What this task involves: Pick out each line in these entries that contains the string "JSON".

Extracted material:
-------------------------

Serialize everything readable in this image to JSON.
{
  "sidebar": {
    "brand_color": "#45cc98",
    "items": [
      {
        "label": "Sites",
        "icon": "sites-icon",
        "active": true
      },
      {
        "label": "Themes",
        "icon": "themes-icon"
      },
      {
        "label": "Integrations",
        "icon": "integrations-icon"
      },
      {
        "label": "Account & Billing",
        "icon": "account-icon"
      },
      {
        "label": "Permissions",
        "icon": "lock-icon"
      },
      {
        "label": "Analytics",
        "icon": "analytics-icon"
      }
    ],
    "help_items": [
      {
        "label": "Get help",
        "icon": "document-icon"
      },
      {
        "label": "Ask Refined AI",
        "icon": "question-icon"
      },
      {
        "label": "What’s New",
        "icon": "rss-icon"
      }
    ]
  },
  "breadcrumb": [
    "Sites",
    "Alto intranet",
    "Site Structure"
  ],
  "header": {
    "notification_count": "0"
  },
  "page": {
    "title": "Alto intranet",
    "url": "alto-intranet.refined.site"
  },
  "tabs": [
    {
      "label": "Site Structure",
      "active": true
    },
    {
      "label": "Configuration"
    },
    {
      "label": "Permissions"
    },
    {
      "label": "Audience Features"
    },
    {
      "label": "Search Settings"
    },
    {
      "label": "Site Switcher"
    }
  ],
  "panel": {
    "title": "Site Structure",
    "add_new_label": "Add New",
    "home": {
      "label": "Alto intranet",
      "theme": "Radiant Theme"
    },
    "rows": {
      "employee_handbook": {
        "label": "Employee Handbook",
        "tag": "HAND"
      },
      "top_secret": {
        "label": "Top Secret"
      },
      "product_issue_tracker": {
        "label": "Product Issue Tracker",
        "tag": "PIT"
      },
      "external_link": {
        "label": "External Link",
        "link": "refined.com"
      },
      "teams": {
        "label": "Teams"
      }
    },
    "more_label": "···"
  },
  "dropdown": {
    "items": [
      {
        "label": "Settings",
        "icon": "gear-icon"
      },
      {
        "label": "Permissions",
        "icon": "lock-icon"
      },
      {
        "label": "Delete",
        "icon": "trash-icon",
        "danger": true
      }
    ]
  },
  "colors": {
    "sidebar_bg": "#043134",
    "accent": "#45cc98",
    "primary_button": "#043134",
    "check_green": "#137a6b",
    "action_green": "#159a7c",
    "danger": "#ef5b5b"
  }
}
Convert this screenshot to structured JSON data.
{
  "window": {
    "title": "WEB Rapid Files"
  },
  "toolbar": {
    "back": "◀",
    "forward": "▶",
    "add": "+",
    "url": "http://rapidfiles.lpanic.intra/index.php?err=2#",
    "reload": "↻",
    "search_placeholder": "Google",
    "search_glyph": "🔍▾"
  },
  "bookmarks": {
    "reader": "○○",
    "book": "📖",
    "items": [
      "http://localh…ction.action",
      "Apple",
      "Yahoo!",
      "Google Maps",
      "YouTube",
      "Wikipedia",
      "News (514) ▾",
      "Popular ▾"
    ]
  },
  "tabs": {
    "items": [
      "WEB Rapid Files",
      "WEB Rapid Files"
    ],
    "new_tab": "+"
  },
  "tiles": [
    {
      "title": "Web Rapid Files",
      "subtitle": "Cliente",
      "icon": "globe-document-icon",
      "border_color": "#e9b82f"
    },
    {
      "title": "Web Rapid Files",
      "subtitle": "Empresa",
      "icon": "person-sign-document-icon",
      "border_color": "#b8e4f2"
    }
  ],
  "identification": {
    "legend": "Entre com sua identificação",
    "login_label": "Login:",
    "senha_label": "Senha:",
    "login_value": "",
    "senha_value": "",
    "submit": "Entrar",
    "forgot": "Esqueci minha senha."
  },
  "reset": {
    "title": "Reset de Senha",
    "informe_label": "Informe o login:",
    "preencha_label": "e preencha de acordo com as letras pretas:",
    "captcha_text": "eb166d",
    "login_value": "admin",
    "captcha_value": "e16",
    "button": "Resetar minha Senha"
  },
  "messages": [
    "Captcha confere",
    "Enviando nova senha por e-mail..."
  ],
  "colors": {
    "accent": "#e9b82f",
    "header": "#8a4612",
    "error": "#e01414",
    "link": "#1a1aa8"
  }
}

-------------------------

Response to this task:
Serialize everything readable in this image to JSON.
Convert this screenshot to structured JSON data.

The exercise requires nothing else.